(Stored dataset items)
┄┄┄┄┄┄┄┄┄┄

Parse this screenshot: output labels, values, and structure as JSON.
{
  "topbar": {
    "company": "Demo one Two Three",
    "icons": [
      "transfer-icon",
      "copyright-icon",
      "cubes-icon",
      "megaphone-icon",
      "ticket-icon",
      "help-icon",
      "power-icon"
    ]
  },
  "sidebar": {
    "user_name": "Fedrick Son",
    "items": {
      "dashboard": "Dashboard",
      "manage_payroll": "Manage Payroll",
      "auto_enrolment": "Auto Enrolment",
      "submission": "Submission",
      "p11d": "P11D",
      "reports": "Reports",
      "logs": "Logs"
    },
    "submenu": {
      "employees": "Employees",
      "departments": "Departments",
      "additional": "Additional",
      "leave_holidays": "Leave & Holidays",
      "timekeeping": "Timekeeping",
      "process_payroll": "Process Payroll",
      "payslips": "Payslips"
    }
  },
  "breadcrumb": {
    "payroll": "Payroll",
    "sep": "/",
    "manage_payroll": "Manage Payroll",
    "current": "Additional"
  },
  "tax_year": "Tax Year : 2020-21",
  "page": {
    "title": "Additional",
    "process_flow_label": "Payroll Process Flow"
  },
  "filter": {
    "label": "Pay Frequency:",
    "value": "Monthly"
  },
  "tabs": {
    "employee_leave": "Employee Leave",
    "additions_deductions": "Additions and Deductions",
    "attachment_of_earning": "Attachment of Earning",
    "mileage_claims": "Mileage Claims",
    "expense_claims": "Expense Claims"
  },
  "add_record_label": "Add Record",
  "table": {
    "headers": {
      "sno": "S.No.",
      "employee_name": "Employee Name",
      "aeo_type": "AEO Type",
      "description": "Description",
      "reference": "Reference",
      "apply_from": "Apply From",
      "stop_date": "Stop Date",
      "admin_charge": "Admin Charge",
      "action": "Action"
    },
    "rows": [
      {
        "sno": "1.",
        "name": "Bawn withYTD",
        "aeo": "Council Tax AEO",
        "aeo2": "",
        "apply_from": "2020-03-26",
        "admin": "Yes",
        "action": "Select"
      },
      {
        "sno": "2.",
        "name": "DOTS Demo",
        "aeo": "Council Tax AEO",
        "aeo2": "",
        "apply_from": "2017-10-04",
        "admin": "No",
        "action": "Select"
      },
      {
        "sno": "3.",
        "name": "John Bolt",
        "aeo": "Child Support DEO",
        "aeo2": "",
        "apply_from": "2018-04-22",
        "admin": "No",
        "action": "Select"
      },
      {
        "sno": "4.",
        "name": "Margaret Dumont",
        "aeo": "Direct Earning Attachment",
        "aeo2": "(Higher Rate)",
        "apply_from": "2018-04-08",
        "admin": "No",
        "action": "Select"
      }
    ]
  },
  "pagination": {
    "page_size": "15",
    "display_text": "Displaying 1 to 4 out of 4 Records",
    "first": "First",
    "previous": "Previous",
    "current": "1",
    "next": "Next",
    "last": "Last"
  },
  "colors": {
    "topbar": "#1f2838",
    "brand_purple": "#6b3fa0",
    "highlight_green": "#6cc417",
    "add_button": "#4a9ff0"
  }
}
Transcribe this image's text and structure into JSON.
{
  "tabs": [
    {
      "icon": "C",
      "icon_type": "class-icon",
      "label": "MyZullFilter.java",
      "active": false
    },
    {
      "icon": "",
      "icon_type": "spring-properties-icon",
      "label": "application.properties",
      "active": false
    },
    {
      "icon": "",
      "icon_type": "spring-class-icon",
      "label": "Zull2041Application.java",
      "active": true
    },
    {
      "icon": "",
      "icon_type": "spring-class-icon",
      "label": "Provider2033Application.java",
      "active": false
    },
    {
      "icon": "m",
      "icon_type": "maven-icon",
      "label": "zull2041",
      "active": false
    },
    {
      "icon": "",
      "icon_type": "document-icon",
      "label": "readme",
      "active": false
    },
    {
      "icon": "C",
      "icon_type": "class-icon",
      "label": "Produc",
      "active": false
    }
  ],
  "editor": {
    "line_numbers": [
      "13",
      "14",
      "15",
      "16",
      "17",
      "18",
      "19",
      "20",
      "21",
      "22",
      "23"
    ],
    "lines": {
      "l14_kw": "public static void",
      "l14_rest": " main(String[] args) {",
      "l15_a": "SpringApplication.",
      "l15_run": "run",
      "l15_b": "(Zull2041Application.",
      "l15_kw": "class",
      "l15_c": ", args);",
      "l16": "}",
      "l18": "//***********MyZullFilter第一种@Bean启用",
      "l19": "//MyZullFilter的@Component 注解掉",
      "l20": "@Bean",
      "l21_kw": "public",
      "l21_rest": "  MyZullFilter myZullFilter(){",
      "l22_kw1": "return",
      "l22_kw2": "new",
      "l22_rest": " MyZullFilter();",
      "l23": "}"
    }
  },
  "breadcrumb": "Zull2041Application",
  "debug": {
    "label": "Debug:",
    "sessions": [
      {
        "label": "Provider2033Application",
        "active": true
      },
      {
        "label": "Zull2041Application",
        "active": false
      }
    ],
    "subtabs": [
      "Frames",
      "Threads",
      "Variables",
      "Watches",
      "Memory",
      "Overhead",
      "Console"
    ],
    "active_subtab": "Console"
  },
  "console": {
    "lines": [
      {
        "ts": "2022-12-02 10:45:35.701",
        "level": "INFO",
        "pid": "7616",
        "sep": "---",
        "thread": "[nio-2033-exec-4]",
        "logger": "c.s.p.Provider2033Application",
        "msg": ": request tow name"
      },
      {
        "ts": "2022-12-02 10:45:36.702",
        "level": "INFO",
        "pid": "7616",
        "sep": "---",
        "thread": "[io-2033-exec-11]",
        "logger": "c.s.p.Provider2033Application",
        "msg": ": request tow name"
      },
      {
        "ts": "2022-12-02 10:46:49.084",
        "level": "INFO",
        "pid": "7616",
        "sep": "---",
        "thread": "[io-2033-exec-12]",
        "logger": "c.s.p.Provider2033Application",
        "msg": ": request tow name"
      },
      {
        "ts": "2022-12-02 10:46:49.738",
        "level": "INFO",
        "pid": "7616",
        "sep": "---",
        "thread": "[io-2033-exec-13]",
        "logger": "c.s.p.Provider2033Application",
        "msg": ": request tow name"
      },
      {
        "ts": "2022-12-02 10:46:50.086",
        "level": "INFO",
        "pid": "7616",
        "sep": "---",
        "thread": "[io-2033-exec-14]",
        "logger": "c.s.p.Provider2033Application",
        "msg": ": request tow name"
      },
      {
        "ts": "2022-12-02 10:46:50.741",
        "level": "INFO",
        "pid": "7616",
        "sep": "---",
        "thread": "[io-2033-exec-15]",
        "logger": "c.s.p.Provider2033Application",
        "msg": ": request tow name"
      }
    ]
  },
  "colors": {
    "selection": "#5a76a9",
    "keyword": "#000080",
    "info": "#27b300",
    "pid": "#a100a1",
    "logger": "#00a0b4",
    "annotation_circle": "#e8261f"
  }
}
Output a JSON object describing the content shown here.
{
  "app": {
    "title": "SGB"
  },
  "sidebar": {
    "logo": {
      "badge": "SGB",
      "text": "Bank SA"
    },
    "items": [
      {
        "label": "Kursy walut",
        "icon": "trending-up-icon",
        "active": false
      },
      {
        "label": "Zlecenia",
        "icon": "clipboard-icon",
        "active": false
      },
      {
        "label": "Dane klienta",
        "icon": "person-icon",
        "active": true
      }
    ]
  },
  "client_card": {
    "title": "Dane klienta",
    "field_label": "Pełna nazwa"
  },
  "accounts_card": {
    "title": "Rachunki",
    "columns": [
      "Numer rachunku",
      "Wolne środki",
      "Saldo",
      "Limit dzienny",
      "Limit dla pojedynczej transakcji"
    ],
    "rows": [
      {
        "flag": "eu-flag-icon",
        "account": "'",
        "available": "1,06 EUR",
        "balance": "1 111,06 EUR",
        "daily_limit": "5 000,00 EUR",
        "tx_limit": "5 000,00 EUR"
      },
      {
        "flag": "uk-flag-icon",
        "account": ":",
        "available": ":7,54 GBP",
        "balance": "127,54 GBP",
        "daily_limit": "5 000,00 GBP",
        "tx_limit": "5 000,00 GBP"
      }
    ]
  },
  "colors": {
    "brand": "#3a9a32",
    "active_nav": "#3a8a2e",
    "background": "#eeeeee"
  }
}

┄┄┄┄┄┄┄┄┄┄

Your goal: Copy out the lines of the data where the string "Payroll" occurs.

Finished task:
      "manage_payroll": "Manage Payroll",
      "process_payroll": "Process Payroll",
    "payroll": "Payroll",
    "manage_payroll": "Manage Payroll",
    "process_flow_label": "Payroll Process Flow"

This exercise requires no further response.